Eastwood continues to glare and growl with disapproval at his family, at his neighbors, even at the priest, taking his trademark sneer to a whole new height. It’s hysterical, and deliberate, a wink at his fans without ever breaking character.  He gives us permission to laugh, and laugh we do, throughout the film, despite the pathos of the story. For a film being touted as Eastwood’s last (at least as an actor) it is a masterful salute to the past. No one could ask for a better wake.

But back to our story.  Kowalski is a Korean War veteran and retired Ford worker who just wants to be left alone. He takes care of his house, mows his lawn, polishes his beloved 1972 Gran Torino, chain smokes, and chugs beer. He misses his wife. “Crusty curmudgeon” doesn’t begin to describe this guy. He’s downright mean and bigoted.

His neighborhood has gradually been taken over by Asian immigrants, mostly Hmong, although he calls them all “Gooks.”  When Thao (Bee Vang), the neighbor boy, is beaten up by an Asian gang he has refused to join, Eastwood breaks it up. He just wants them to get off his lawn, but the family next door interprets his actions as heroic. Suddenly they are bringing him gifts of food, flowers, and service. “Get off my lawn!” he barks. “Leave me alone.”

But, as can be expected, Kowalski’s bigotry begins to thaw as he takes an interest in the boy, his sister Sue (Ahney Her), and their family. (The Hmong actors were selected through open casting calls, by the way, and only one, Doua Moua, who plays the gang leader, had any previous acting experience. Unfortunately, it shows–especially in Sue.) When Thao and Sue are threatened with violence, Kowalski protects them with violence of his own, backed up by his Korean war rifles. The action is classic Eastwood: coolheaded threats, a loaded gun, a couple of fist fights, and that trademark sneer. Also as expected, the tension simply escalates.

Kowalski could have become a predictable caricature, a final-season Archie Bunker, crusty on the outside but warmhearted on the inside. In fact, the initial growl is disconcerting, so cartoonish and over the top that one fears a return to the 1970s Eastwood with Sondra Locke and that blasted orangutan.

But Eastwood infuses this character with a believability that harks back to Dirty Harry and the Man with No Name.
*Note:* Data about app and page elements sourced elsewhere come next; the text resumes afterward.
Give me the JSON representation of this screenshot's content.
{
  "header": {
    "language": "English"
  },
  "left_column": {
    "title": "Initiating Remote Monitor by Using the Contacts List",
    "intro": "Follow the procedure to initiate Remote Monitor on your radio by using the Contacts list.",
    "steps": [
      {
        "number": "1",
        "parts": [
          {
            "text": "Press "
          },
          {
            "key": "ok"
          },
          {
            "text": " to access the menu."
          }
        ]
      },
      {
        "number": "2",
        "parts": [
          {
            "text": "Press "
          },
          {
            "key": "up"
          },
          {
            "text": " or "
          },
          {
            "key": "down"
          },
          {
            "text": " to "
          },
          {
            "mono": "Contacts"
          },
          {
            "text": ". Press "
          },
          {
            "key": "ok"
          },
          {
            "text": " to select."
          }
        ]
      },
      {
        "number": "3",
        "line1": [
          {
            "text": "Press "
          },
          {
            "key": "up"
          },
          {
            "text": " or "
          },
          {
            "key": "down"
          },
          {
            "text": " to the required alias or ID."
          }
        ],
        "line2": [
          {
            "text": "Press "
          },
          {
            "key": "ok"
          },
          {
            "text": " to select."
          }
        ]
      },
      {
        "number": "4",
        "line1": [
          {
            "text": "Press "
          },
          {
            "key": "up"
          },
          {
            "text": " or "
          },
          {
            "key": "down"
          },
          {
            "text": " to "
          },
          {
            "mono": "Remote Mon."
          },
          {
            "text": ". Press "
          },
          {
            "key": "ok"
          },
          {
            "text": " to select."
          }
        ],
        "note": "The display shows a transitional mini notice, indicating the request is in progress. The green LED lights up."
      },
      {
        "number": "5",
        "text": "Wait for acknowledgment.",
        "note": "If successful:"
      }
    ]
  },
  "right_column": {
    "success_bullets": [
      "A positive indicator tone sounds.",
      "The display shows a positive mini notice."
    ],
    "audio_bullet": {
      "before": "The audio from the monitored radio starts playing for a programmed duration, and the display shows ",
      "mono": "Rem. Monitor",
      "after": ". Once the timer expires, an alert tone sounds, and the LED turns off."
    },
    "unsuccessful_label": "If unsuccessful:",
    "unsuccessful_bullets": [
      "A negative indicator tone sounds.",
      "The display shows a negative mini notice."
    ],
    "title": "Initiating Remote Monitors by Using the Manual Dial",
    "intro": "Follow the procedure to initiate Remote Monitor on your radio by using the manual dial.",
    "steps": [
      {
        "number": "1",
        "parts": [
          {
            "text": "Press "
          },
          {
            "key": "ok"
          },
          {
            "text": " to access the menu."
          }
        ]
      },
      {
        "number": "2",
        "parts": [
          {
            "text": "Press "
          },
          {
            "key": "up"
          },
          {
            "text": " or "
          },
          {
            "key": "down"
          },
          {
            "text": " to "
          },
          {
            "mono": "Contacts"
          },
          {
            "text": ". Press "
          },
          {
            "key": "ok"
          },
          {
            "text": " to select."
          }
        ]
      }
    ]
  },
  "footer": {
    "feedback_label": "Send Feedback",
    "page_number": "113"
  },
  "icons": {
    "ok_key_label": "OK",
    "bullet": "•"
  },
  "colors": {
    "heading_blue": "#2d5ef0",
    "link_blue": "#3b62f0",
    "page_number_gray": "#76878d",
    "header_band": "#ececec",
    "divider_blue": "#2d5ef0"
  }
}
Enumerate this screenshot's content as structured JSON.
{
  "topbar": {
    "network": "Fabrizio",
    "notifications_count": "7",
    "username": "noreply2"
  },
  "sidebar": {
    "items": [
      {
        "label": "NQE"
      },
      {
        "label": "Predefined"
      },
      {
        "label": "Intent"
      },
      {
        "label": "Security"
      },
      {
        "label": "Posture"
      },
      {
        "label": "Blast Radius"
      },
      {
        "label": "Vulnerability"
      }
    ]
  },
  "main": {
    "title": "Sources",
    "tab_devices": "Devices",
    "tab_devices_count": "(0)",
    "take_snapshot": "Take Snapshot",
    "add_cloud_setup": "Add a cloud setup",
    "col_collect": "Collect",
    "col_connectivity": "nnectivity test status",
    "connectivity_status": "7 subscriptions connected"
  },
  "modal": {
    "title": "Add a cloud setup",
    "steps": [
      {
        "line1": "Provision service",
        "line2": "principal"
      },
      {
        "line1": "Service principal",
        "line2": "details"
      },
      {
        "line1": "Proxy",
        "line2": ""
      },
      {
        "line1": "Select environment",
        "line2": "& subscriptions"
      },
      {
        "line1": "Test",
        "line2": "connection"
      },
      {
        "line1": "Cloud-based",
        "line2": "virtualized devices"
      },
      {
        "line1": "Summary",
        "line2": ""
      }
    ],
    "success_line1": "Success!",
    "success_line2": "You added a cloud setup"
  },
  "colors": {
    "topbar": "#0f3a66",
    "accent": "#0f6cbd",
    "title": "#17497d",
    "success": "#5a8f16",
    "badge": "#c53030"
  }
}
He’s a man haunted by a past that won’t let go of his present, making the film’s Christmas release date ironically appropriate.  Kowalski is haunted by his experiences in Korea, haunted by his memories of shooting people he didn’t even know. He says he hates his “gook” neighbors, but what he really hates are the memories.

Into the mix comes a young, pink-cheeked parish priest (Christopher Carley) who is determined to keep a deathbed promise he made to Kowalski’s wife, who asked him to hear Walt’s confession. Walt isn’t having it. “I’m not confessing to a 27-year-old virgin priest fresh out of seminary,” he taunts, his lip upturned in that trademark snarl.

The priest won’t give up, and eventually Walt does come to confession. But he doesn’t broach the big stuff, the problem that has been eating him for more than 50 years. “I wish I had developed a better relationship with my kids,” he confesses.

“Is that it?” the priest queries.

“Yep,” Walt responds.

“Say ten Hail Marys and five Our Fathers,” the priest tells him.

“Is that it?” we wonder.

The value of going to confession is not just in receiving absolution from the priest but in being able to forgive oneself. Walt needs more than a few “Our Fathers” to receive absolution for what he considers his war crimes. He’s doing some good works–he’s helping Thao learn marketable skills, he’s watching over Sue, he’s learning to love his neighbors–but for the kind of sin he has committed, blood atonement is required.

Eastwood has explored the theme of faith and redemption in numerous previous films, the ones that marked his rise from simple movie idol to legendary filmmaker.  The list includes “Unforgiven,” “Pale Rider,” and “Million Dollar Baby.” In a way, this film’s ending seems to be Eastwood’s way of atoning for the gratuitous violence of his earliest films and the ease with which his characters pulled the trigger. If this is indeed his final film as an actor, the denouement is a fitting and masterful ending to an outstanding career. Clint, thanks for the memories.